__PROBLEM REQUIREMENTS__: Whenever a line in the entries includes the word "author", copy that line out.

THE DATA Block Start

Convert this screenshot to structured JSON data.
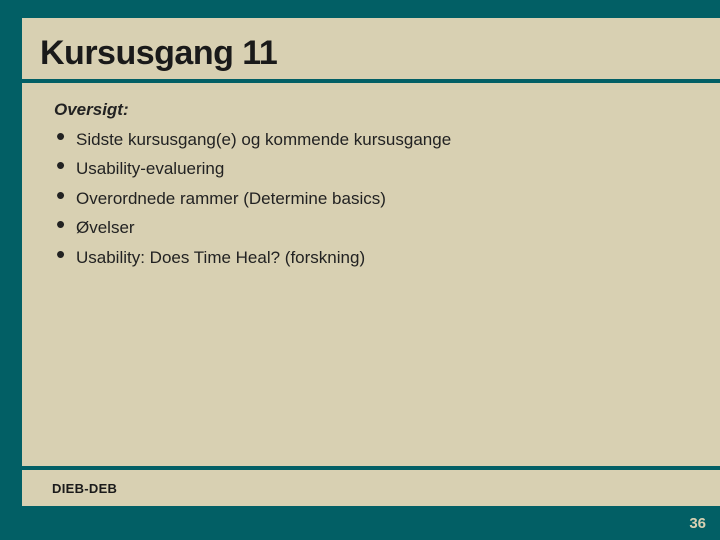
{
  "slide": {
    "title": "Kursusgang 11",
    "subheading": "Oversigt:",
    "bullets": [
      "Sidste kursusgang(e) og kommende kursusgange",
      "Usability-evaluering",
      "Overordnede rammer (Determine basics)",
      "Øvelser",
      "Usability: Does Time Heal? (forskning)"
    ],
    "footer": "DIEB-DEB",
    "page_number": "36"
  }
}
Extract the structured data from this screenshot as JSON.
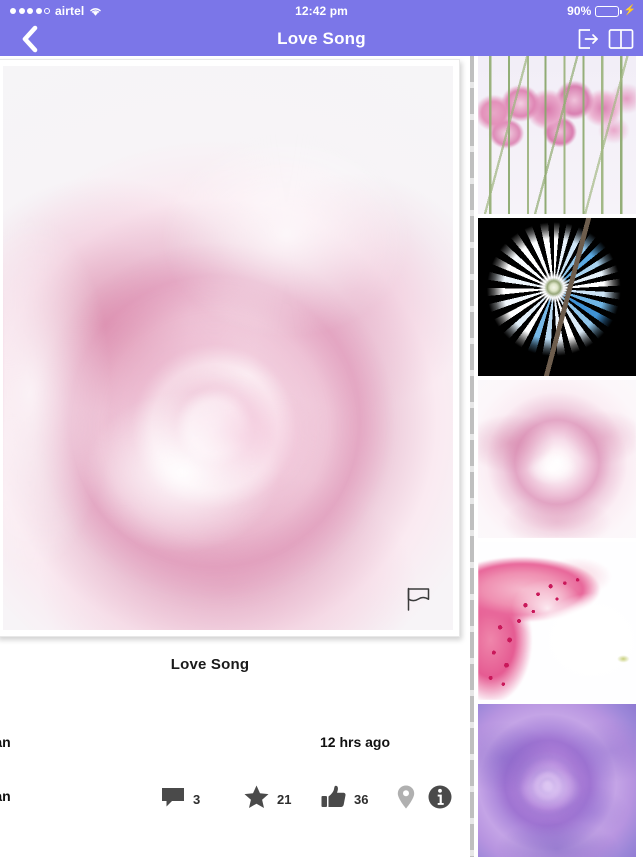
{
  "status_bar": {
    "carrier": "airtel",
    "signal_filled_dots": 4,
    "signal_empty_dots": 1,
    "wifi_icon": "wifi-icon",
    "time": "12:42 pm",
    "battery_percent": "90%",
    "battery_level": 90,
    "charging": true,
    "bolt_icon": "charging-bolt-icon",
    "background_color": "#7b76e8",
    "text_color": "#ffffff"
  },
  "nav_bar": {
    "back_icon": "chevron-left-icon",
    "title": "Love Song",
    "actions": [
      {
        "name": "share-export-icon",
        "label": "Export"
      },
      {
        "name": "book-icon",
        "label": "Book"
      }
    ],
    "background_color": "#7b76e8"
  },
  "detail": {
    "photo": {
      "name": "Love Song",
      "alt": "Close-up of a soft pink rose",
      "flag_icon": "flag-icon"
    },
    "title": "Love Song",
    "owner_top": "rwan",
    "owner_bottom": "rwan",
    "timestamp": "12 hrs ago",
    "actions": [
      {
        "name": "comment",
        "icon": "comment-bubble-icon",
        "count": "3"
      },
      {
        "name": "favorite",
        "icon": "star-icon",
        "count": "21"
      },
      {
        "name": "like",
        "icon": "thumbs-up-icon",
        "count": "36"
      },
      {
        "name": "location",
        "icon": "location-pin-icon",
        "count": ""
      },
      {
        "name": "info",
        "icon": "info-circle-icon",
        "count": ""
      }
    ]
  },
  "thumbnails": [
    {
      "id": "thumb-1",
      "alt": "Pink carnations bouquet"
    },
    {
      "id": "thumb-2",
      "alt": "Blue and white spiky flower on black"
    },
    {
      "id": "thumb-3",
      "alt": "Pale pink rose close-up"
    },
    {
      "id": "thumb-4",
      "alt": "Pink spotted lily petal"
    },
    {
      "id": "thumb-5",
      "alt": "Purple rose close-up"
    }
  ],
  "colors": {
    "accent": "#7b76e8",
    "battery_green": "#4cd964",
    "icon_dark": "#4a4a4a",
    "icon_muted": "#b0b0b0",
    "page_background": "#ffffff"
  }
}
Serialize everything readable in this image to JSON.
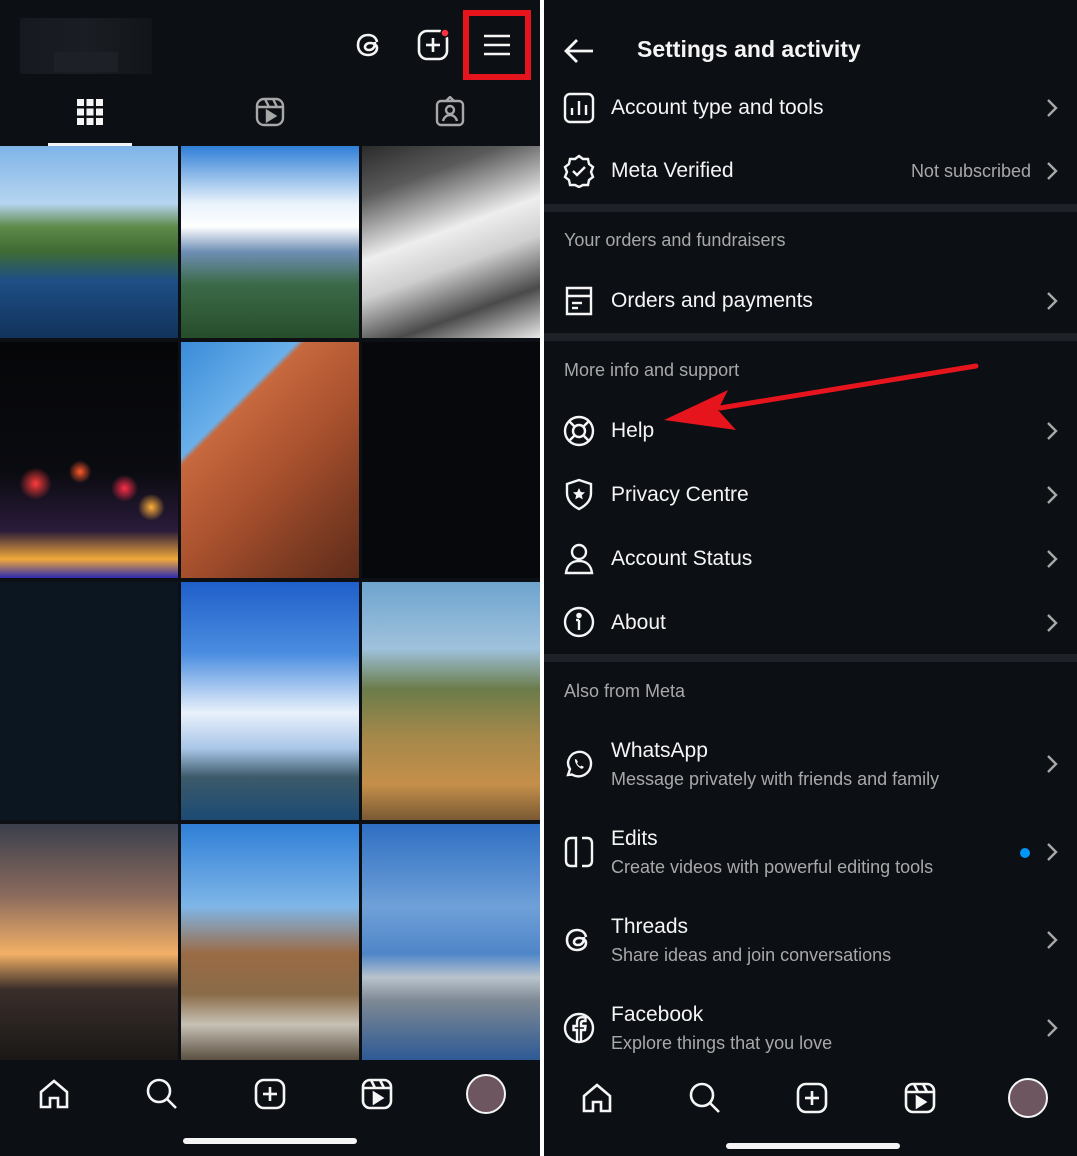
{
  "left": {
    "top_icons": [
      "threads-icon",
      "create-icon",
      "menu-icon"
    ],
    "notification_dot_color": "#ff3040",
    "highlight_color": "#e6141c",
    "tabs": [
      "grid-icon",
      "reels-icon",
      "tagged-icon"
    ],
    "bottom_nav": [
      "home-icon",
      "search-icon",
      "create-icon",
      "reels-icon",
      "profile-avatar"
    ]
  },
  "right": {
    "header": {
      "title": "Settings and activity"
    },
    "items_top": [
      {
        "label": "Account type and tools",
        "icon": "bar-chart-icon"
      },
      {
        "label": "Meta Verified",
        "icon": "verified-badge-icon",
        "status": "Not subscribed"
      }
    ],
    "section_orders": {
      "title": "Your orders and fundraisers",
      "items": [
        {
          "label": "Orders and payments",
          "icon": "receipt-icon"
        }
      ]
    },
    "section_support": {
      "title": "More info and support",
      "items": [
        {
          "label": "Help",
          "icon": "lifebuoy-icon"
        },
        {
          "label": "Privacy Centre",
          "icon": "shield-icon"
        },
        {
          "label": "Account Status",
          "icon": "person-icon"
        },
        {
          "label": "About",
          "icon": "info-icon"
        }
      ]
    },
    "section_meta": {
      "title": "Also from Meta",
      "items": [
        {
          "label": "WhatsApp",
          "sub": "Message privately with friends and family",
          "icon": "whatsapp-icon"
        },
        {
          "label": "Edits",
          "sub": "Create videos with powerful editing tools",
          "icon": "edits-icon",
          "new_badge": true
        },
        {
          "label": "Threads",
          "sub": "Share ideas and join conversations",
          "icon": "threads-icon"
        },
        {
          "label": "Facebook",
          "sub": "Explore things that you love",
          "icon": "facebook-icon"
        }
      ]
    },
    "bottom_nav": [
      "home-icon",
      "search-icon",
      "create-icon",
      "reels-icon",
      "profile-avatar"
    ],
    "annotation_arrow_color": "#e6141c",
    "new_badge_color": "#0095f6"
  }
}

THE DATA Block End
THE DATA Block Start

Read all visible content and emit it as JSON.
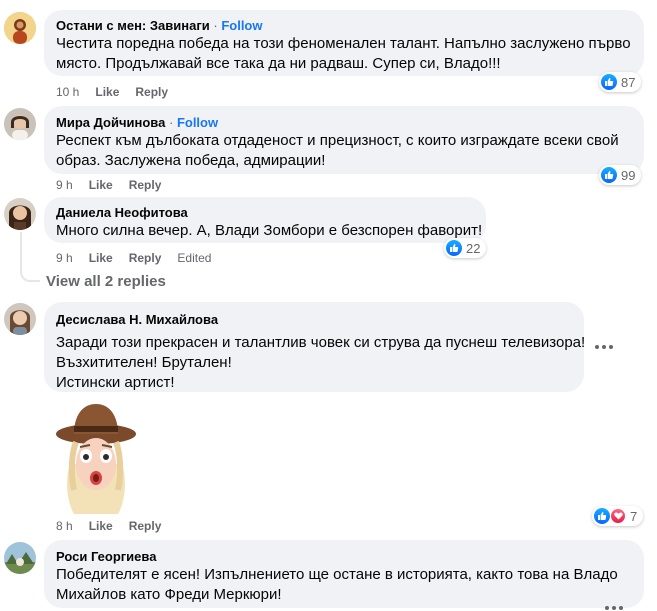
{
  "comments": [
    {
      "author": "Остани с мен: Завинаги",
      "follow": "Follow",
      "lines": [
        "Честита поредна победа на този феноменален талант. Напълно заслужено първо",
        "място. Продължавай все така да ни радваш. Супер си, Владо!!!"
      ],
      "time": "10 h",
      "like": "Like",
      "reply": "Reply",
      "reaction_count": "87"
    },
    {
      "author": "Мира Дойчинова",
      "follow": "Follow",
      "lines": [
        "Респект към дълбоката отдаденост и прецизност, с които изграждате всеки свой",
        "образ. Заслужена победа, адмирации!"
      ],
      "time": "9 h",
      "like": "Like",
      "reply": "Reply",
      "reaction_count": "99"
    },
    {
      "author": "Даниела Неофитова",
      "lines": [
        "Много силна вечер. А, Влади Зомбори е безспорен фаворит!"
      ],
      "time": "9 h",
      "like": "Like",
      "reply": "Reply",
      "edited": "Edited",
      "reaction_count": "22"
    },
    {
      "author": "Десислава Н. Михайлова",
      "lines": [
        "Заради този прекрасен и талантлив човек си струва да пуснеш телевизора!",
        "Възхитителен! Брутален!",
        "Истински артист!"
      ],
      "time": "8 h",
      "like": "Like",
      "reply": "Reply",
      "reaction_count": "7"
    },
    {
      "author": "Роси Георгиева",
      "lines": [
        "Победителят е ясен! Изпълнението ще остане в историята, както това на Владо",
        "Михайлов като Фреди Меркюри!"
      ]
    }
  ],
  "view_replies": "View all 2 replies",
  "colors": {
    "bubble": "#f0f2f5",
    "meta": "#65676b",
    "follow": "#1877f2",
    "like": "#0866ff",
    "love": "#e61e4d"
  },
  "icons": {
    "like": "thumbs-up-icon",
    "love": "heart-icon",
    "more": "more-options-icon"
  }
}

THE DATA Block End

__EXERCISE RESPONSE__:
      "author": "Остани с мен: Завинаги",
      "author": "Мира Дойчинова",
      "author": "Даниела Неофитова",
      "author": "Десислава Н. Михайлова",
      "author": "Роси Георгиева",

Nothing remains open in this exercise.